This is what I said at the Council meeting on July 8, 2009, before voting in favor of changing the name of 39th Avenue to César E. Chávez Boulevard.
I have been very impressed with the way Portlanders have conducted this debate. As the Commissioner in Charge of Neighborhood Involvement, I am very happy so many residents and business owners on and near 39th, and many citywide, feel so strongly connected to the street they know as home as well as 39th, and that so many other Portlanders want to establish a new connection with the street we now know as 39th Avenue. Thank you sincerely to everyone who has participated.
I have considered and responded to hundreds of contacts from Portlanders on this issue, some from as far away as Prinveville and Germany. People truly care about this, and I am grateful for your passion for our city. I also realize that with my vote today I will disappoint thousands of citizens, no matter which way I vote. I don't vote by guessing which position on a topic is more popular, or by evaluating which testifiers are nice or adversarial. I try to figure out whether voting for or against a proposal better serves the long term public good
Use of the Code process does not ensure a favorable outcome. It does mean the Council should vote on this motion, yes or no, rather than naming or renaming something else as some have suggested.

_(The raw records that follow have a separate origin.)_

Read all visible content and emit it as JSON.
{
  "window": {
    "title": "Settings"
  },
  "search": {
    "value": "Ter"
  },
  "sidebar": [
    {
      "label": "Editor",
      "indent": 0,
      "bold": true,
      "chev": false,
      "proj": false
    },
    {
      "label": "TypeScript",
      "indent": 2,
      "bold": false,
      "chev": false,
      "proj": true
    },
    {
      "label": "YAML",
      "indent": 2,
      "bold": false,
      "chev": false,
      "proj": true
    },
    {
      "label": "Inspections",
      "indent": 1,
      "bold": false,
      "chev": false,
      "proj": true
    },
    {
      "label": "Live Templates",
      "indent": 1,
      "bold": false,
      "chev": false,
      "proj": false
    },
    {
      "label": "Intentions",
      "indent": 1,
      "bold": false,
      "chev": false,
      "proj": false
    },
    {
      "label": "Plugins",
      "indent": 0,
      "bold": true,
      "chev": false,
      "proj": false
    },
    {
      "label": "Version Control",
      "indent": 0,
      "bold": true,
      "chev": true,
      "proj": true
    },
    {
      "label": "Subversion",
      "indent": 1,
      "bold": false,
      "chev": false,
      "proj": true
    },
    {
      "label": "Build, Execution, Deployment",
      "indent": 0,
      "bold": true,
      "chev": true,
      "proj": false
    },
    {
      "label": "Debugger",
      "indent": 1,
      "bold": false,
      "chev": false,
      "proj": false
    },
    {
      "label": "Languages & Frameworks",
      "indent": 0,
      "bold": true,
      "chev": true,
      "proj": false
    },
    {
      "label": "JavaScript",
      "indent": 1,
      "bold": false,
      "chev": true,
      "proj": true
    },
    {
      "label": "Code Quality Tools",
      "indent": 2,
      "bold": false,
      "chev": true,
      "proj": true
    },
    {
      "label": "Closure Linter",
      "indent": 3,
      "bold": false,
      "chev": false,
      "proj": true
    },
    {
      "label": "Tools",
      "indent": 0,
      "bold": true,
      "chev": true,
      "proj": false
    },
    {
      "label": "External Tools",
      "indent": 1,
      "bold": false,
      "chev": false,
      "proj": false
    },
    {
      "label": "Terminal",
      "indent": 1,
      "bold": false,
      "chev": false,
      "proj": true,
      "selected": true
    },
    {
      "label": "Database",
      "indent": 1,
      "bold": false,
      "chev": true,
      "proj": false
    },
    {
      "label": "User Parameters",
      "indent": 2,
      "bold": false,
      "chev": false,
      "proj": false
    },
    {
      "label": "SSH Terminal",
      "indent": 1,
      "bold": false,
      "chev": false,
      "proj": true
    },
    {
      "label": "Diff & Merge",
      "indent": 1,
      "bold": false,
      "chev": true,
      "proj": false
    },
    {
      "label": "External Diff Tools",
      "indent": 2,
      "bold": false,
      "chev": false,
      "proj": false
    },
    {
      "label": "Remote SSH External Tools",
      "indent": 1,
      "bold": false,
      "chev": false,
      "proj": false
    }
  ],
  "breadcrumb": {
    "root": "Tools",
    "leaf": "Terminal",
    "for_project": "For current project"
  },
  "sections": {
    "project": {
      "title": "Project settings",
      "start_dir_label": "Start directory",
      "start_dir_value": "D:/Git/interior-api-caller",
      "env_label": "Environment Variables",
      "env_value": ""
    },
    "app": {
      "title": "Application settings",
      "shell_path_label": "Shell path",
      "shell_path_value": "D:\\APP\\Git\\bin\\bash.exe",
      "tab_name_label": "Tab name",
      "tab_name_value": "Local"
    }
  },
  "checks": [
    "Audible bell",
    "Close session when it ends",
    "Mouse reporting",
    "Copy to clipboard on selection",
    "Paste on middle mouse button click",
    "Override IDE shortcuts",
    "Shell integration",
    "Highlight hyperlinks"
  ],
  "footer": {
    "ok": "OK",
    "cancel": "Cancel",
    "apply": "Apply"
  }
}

The process may not be perfect but it exists to provide guidance in making a decision for this purpose. I believe the process has provided me with all the information and public input I need to make a decision on the merits of this renaming request.
The administrative decision I am making today is whether the name 39th Avenue, or the name César E. Chávez Boulevard, better serves the long term public good of Portland.
Ultimately, I think back to the renaming of Union Avenue for Martin Luther King Jr. I was angry at the time, angry that due process wasn't followed and that some participants didn't feel they had been heard. And yet today, 20 years later, I am so glad we have a street named for Martin Luther King. I did not know about César Chávez before this process, and because of the street renaming request, I know a lot more.
We currently have a houseguest from LA who tells me she first heard of César Chávez through asking her mother about the street named for him. I believe in the future, in 50 years, Portlanders will be more appreciative of a street named for César Chávez than having a street named 39th. I believe adding the name of César Chávez to an important and beautiful street running north and south through the east side serves the long term public good of Portland.
I have carefully considered input from hundreds of Portlanders. After much thought, I have come to the conclusion that the values and benefits of renaming outweigh the considerable impacts to current residents and business owners on and near 39th, and the costs incurred by taxpayers. I vote Aye.
Additional issues affecting my decision:
Both the State of Oregon and Portland City Code allow citizens to request street renamings. Council asked the applicants to use the process, after the Interstate Avenue attempt failed. Portland citizens have not attempted to repeal the Code since its adoption in 1989, despite Council-initiated renamings of Naito Parkway and Rosa Parks Way.
Some of the factors I considered in coming to my decision:
Keeping the name 39th:
- Respects the wishes of the majority of residents and businesses currently on the street, who want it left as is;
- Saves $86,000 in street signs, and costs to businesses and residents to make changes;
- Ensures that non-local travelers can continue to find their way between 38th and 40th;
- Responds to citizens who state the process was flawed;
- Responds to citizens who state that the Council should be spending our time and money on more urgent issues of citywide importance;
- Responds to citizens citywide who do not want any streets renamed;
- Saves residents and business owners from having to make changes on multiple legal documents and business signs;
- Responds to Neighborhood Associations and Business Associations who feel the name is part of local identity.
Changing the name to César Chávez:
- Honors an American hero;
- Stimulates conversation about who this hero was and what he did for the United States;
- Reminds Portlanders on a daily basis that this hero contributed to our quality of life, by his advocacy for farm workers and for workers in general which helps all employees;
- Provides a street name with high visibility and value. Choosing this particular street is a true honor, since it is so beloved by so many;
- Diversifies Portland's street names, most of which honor early European settlers yet we are a nation of immigrants from many areas of the world, as well as an area rich in native peoples;
- Responds to those making the request, and those citywide who support the request;
- Gives people who honor César Chávez a street name they can relate to and delight in, and shows we are willing to make changes to welcome the diversity that many believe enriches us all;
- Shows that laws in state statutes are intended to be used by all citizens;
- Supports those who celebrated previous changes, by re-affirming the value of the Martin Luther King Jr., Naito, and Rosa Parks street renamings;
- Shares this public street and its name, reminding us that all public streets belong to all Portlanders, and all Portlanders should feel welcome on any public street in Portland.
I did not make this decision lightly or carelessly. I heard and considered the views of current residents and businesses on and near 39th. On balance, I believe the benefits of renaming outweigh the impacts, and therefore that the cost of new signs using taxpayers' money is an investment in the long term public good, in the best interests of the city as a whole.